→ Task details:
Print every record below exactly as written.

→ Exercise data:
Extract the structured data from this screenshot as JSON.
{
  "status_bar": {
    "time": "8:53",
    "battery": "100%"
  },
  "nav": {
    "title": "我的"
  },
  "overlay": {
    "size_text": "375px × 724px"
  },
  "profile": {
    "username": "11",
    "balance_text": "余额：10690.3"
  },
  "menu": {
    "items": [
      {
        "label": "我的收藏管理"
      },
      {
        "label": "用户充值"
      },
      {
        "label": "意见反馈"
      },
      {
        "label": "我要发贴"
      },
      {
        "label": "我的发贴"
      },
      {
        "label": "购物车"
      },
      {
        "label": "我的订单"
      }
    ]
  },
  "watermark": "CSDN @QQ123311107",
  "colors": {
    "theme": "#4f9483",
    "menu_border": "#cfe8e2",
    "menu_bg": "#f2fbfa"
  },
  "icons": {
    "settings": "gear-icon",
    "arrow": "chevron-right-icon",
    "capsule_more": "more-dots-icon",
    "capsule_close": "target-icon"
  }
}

→ Response to the exercise:
Extract the structured data from this screenshot as JSON.
{
  "status_bar": {
    "time": "8:53",
    "battery": "100%"
  },
  "nav": {
    "title": "我的"
  },
  "overlay": {
    "size_text": "375px × 724px"
  },
  "profile": {
    "username": "11",
    "balance_text": "余额：10690.3"
  },
  "menu": {
    "items": [
      {
        "label": "我的收藏管理"
      },
      {
        "label": "用户充值"
      },
      {
        "label": "意见反馈"
      },
      {
        "label": "我要发贴"
      },
      {
        "label": "我的发贴"
      },
      {
        "label": "购物车"
      },
      {
        "label": "我的订单"
      }
    ]
  },
  "watermark": "CSDN @QQ123311107",
  "colors": {
    "theme": "#4f9483",
    "menu_border": "#cfe8e2",
    "menu_bg": "#f2fbfa"
  },
  "icons": {
    "settings": "gear-icon",
    "arrow": "chevron-right-icon",
    "capsule_more": "more-dots-icon",
    "capsule_close": "target-icon"
  }
}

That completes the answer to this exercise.